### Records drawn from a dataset
.....

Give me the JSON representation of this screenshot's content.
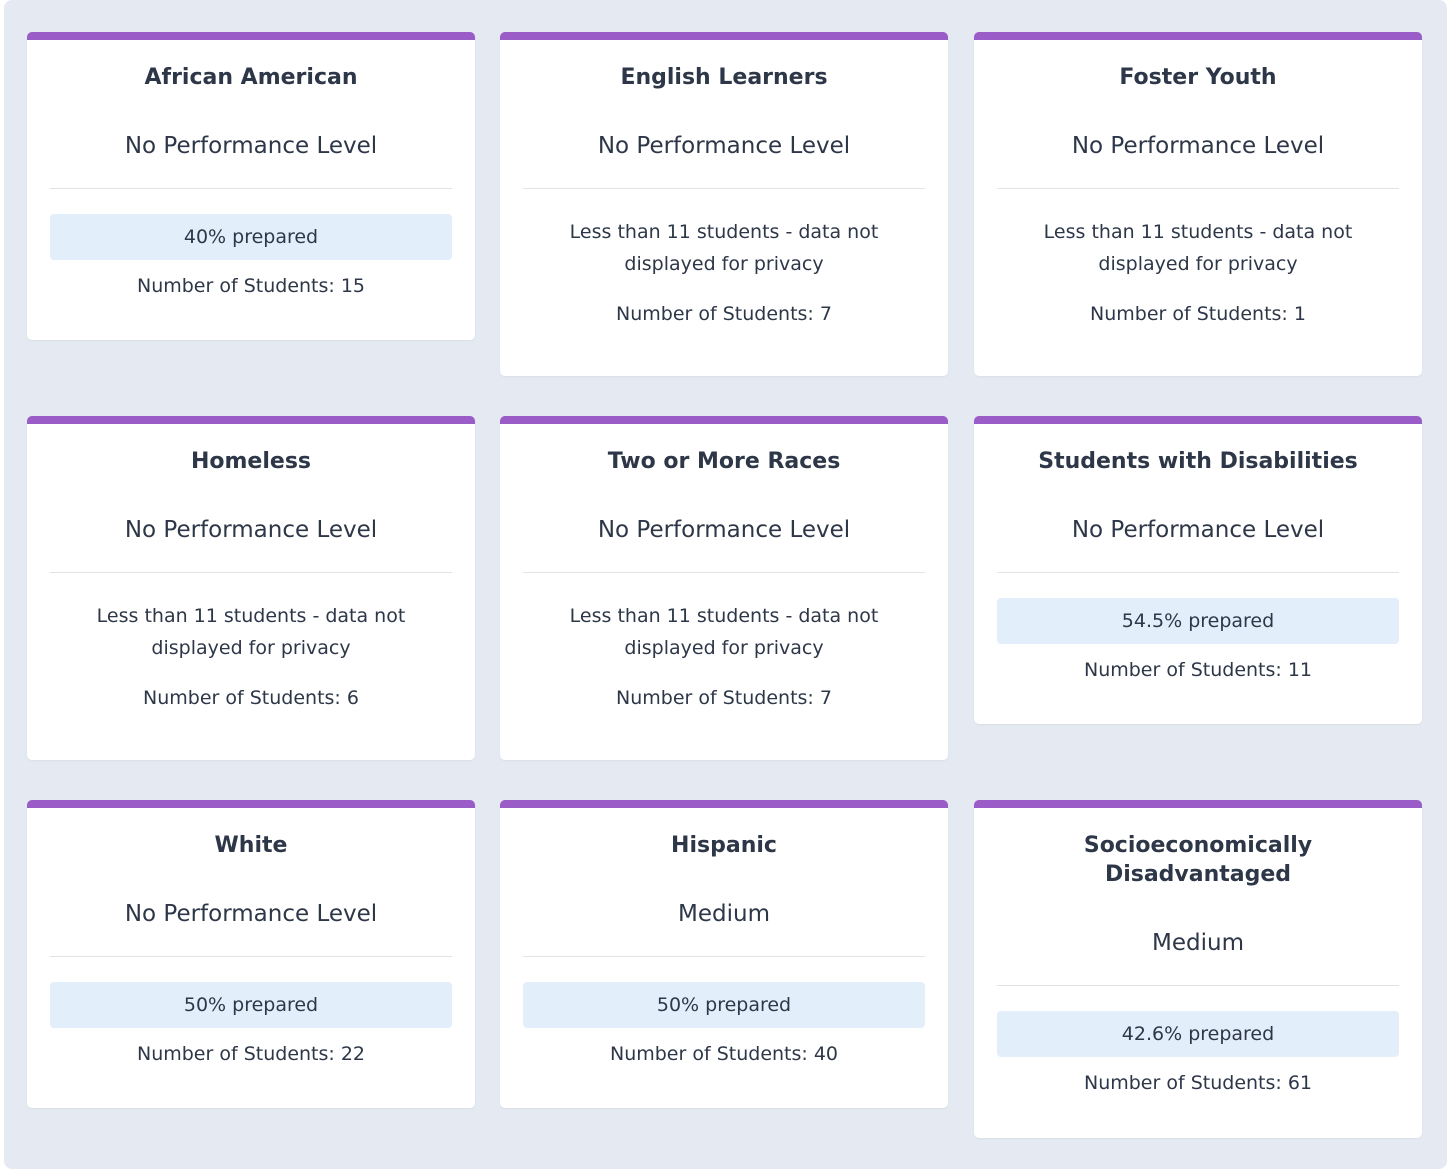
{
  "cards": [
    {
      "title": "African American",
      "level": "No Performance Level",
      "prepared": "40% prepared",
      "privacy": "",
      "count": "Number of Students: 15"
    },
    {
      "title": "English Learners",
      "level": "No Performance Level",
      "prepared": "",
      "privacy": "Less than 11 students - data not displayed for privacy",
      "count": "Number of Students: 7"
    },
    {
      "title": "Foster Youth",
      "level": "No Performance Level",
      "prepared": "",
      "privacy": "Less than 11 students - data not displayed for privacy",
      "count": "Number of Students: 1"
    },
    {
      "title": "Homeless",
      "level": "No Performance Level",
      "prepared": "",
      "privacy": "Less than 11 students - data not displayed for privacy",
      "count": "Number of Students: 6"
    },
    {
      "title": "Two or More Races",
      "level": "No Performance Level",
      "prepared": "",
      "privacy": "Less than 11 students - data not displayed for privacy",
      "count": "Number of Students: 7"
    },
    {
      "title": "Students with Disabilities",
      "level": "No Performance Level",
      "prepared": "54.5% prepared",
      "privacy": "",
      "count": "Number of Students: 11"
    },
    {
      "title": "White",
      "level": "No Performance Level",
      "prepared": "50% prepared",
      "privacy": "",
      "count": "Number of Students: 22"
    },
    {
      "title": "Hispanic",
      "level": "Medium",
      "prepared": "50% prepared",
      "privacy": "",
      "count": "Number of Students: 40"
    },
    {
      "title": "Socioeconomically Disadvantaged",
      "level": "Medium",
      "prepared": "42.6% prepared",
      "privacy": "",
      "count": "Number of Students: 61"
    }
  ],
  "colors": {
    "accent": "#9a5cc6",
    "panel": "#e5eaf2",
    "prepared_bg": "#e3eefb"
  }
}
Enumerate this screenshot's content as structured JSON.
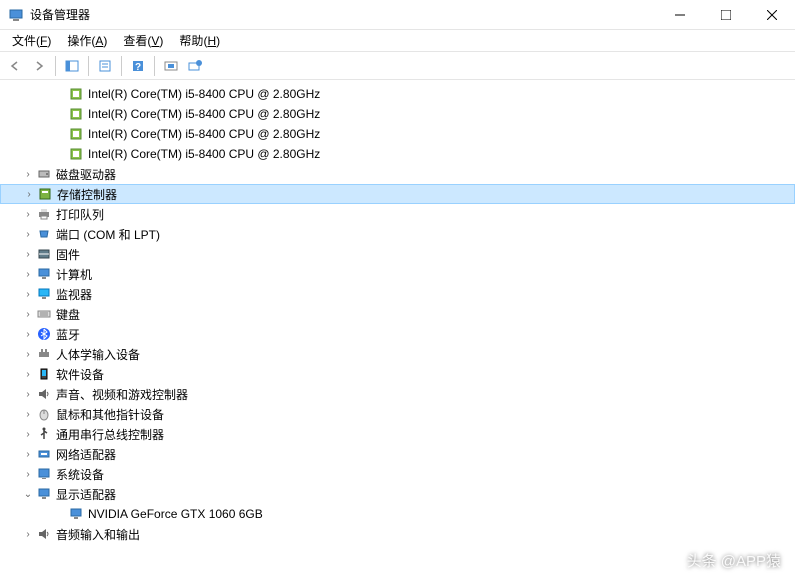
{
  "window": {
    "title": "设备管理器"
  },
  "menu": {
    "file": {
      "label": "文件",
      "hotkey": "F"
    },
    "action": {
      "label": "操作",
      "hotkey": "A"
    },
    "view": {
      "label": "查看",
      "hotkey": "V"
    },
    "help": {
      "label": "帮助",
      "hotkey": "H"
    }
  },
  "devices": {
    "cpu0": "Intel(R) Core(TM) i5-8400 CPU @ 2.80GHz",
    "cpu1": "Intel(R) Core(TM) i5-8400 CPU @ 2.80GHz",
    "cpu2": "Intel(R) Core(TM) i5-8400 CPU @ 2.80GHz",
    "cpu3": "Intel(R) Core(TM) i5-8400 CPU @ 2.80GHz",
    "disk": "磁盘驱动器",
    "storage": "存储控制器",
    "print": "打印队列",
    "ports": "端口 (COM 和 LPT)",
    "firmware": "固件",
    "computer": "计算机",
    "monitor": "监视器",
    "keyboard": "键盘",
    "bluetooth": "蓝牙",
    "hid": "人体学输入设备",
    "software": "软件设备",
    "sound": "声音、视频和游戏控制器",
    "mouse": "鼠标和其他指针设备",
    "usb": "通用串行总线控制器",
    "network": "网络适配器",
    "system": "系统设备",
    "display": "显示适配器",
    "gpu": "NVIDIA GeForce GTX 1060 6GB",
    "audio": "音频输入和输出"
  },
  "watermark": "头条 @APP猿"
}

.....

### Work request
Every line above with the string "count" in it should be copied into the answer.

### Solution to this task
      "count": "Number of Students: 15"
      "count": "Number of Students: 7"
      "count": "Number of Students: 1"
      "count": "Number of Students: 6"
      "count": "Number of Students: 7"
      "count": "Number of Students: 11"
      "count": "Number of Students: 22"
      "count": "Number of Students: 40"
      "count": "Number of Students: 61"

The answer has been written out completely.